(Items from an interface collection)
==============================

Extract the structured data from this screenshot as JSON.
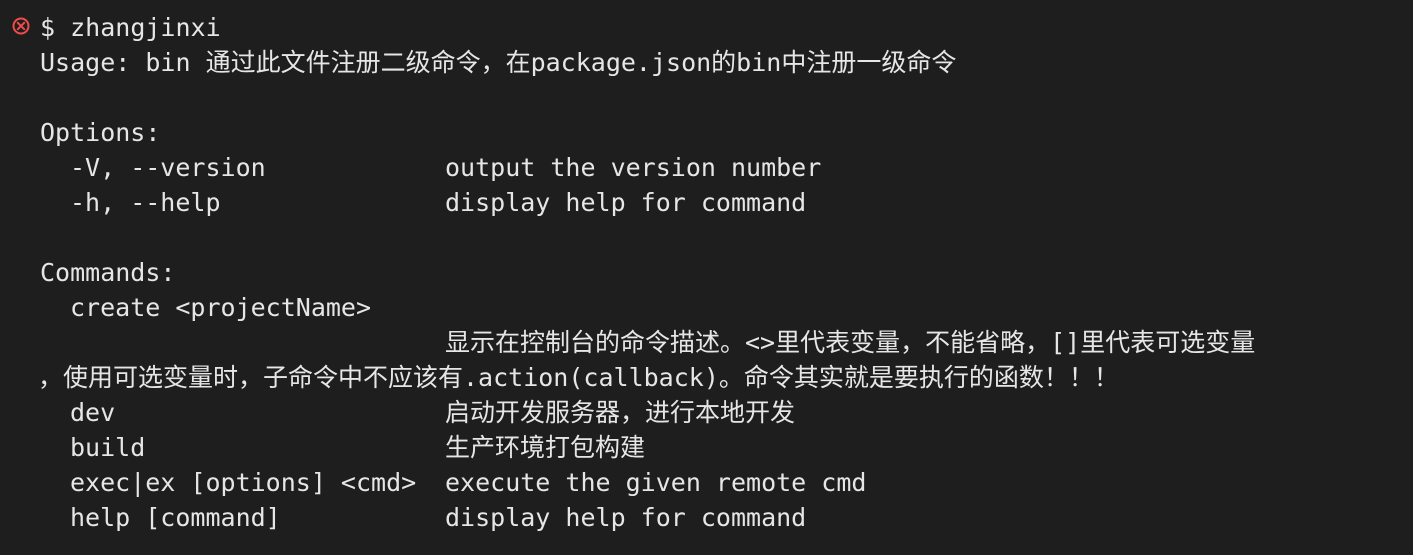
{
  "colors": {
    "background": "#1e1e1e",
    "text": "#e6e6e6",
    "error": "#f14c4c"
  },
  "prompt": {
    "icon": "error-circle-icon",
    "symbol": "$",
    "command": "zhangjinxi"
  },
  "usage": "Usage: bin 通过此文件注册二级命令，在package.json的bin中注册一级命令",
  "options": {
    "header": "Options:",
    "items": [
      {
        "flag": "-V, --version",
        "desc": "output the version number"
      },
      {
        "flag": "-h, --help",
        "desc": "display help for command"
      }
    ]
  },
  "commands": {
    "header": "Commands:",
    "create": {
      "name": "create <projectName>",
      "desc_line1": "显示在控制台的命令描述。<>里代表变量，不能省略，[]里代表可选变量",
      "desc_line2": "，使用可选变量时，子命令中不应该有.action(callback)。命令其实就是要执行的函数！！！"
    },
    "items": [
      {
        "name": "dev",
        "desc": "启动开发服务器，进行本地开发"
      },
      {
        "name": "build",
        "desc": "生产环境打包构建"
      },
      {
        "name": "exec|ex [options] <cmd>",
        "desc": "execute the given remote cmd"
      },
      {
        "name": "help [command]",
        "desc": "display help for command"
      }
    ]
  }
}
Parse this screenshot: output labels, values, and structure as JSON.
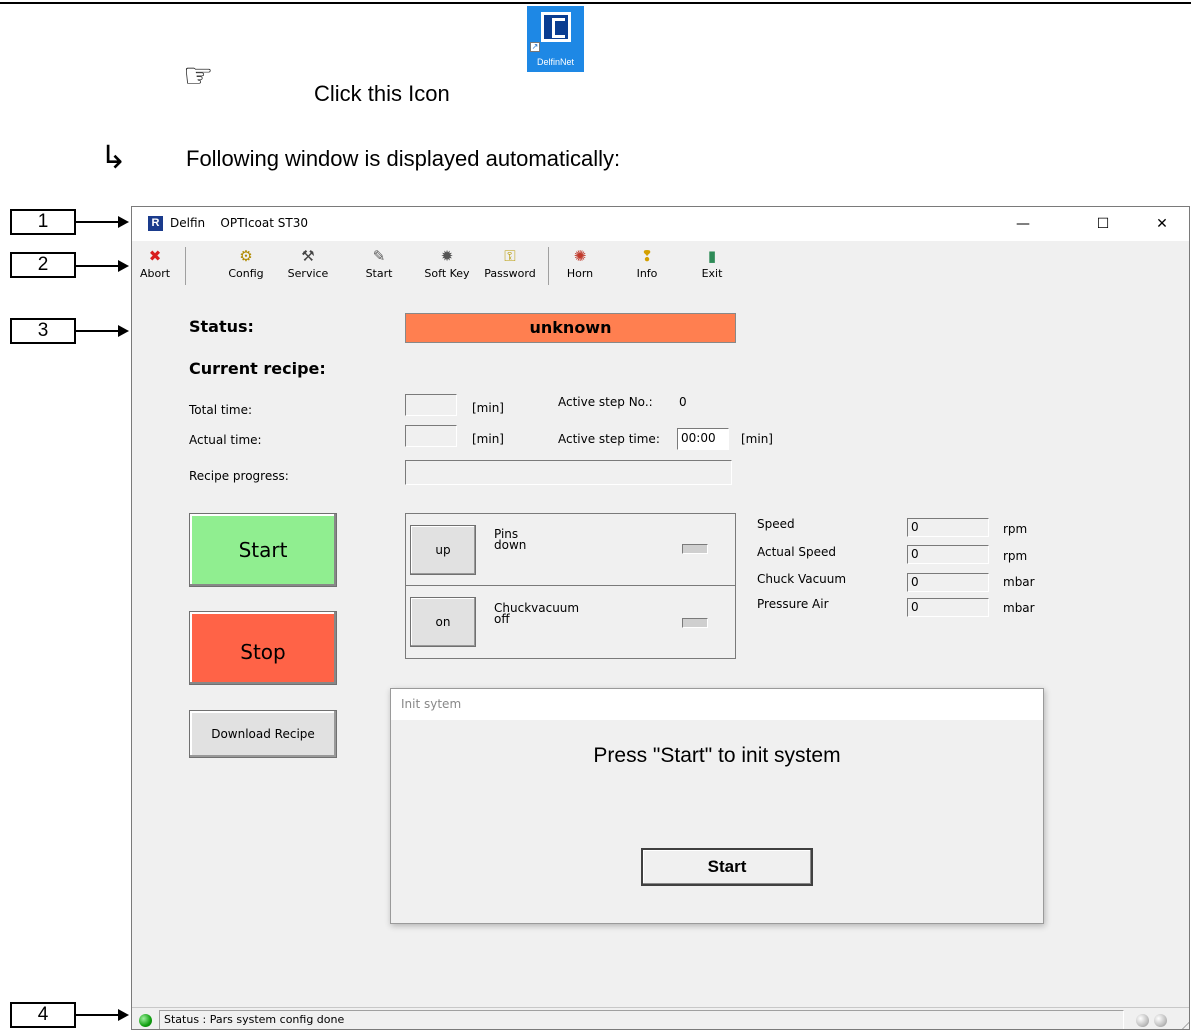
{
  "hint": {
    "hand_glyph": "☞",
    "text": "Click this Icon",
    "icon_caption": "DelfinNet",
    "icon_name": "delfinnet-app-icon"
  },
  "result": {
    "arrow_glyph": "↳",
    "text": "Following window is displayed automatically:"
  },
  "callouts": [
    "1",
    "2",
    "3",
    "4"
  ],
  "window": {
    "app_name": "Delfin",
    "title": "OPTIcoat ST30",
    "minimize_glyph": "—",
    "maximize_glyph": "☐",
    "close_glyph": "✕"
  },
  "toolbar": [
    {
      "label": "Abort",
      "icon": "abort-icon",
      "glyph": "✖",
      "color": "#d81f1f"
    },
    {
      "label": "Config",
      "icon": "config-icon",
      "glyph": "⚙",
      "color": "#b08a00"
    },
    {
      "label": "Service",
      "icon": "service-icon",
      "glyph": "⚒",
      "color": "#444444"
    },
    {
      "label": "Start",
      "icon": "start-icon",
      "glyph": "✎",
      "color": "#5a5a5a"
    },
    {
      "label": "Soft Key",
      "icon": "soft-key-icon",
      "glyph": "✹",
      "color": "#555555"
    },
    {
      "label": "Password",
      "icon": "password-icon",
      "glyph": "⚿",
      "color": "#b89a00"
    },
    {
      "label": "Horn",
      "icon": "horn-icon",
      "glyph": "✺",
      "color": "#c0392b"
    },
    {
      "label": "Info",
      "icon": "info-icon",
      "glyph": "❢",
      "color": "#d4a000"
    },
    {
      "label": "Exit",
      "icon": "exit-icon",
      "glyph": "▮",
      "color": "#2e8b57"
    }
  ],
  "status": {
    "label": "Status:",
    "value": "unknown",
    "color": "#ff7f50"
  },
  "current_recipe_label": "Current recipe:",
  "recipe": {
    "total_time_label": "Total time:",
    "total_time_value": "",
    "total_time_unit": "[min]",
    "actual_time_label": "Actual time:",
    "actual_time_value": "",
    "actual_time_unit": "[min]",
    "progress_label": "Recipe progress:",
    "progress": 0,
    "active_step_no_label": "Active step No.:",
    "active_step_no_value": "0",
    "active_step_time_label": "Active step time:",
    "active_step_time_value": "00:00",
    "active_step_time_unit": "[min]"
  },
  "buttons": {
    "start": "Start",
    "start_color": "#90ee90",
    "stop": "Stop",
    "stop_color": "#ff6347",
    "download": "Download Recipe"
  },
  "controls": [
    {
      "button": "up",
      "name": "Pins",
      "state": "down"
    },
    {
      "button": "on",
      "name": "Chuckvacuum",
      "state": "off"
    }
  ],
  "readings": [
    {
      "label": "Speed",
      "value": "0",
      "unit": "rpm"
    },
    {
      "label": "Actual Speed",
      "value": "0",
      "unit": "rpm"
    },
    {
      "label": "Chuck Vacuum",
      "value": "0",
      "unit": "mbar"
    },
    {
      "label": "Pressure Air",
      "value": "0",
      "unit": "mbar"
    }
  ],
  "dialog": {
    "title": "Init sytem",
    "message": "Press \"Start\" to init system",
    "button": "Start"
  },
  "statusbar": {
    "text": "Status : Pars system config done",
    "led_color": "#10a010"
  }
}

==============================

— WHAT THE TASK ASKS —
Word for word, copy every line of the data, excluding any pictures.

— YOUR SOLUTION —
Extract the structured data from this screenshot as JSON.
{
  "colors": {
    "background": "#1e1e1e",
    "text": "#e6e6e6",
    "error": "#f14c4c"
  },
  "prompt": {
    "icon": "error-circle-icon",
    "symbol": "$",
    "command": "zhangjinxi"
  },
  "usage": "Usage: bin 通过此文件注册二级命令，在package.json的bin中注册一级命令",
  "options": {
    "header": "Options:",
    "items": [
      {
        "flag": "-V, --version",
        "desc": "output the version number"
      },
      {
        "flag": "-h, --help",
        "desc": "display help for command"
      }
    ]
  },
  "commands": {
    "header": "Commands:",
    "create": {
      "name": "create <projectName>",
      "desc_line1": "显示在控制台的命令描述。<>里代表变量，不能省略，[]里代表可选变量",
      "desc_line2": "，使用可选变量时，子命令中不应该有.action(callback)。命令其实就是要执行的函数！！！"
    },
    "items": [
      {
        "name": "dev",
        "desc": "启动开发服务器，进行本地开发"
      },
      {
        "name": "build",
        "desc": "生产环境打包构建"
      },
      {
        "name": "exec|ex [options] <cmd>",
        "desc": "execute the given remote cmd"
      },
      {
        "name": "help [command]",
        "desc": "display help for command"
      }
    ]
  }
}
Parse this screenshot: output labels, values, and structure as JSON.
{
  "hint": {
    "hand_glyph": "☞",
    "text": "Click this Icon",
    "icon_caption": "DelfinNet",
    "icon_name": "delfinnet-app-icon"
  },
  "result": {
    "arrow_glyph": "↳",
    "text": "Following window is displayed automatically:"
  },
  "callouts": [
    "1",
    "2",
    "3",
    "4"
  ],
  "window": {
    "app_name": "Delfin",
    "title": "OPTIcoat ST30",
    "minimize_glyph": "—",
    "maximize_glyph": "☐",
    "close_glyph": "✕"
  },
  "toolbar": [
    {
      "label": "Abort",
      "icon": "abort-icon",
      "glyph": "✖",
      "color": "#d81f1f"
    },
    {
      "label": "Config",
      "icon": "config-icon",
      "glyph": "⚙",
      "color": "#b08a00"
    },
    {
      "label": "Service",
      "icon": "service-icon",
      "glyph": "⚒",
      "color": "#444444"
    },
    {
      "label": "Start",
      "icon": "start-icon",
      "glyph": "✎",
      "color": "#5a5a5a"
    },
    {
      "label": "Soft Key",
      "icon": "soft-key-icon",
      "glyph": "✹",
      "color": "#555555"
    },
    {
      "label": "Password",
      "icon": "password-icon",
      "glyph": "⚿",
      "color": "#b89a00"
    },
    {
      "label": "Horn",
      "icon": "horn-icon",
      "glyph": "✺",
      "color": "#c0392b"
    },
    {
      "label": "Info",
      "icon": "info-icon",
      "glyph": "❢",
      "color": "#d4a000"
    },
    {
      "label": "Exit",
      "icon": "exit-icon",
      "glyph": "▮",
      "color": "#2e8b57"
    }
  ],
  "status": {
    "label": "Status:",
    "value": "unknown",
    "color": "#ff7f50"
  },
  "current_recipe_label": "Current recipe:",
  "recipe": {
    "total_time_label": "Total time:",
    "total_time_value": "",
    "total_time_unit": "[min]",
    "actual_time_label": "Actual time:",
    "actual_time_value": "",
    "actual_time_unit": "[min]",
    "progress_label": "Recipe progress:",
    "progress": 0,
    "active_step_no_label": "Active step No.:",
    "active_step_no_value": "0",
    "active_step_time_label": "Active step time:",
    "active_step_time_value": "00:00",
    "active_step_time_unit": "[min]"
  },
  "buttons": {
    "start": "Start",
    "start_color": "#90ee90",
    "stop": "Stop",
    "stop_color": "#ff6347",
    "download": "Download Recipe"
  },
  "controls": [
    {
      "button": "up",
      "name": "Pins",
      "state": "down"
    },
    {
      "button": "on",
      "name": "Chuckvacuum",
      "state": "off"
    }
  ],
  "readings": [
    {
      "label": "Speed",
      "value": "0",
      "unit": "rpm"
    },
    {
      "label": "Actual Speed",
      "value": "0",
      "unit": "rpm"
    },
    {
      "label": "Chuck Vacuum",
      "value": "0",
      "unit": "mbar"
    },
    {
      "label": "Pressure Air",
      "value": "0",
      "unit": "mbar"
    }
  ],
  "dialog": {
    "title": "Init sytem",
    "message": "Press \"Start\" to init system",
    "button": "Start"
  },
  "statusbar": {
    "text": "Status : Pars system config done",
    "led_color": "#10a010"
  }
}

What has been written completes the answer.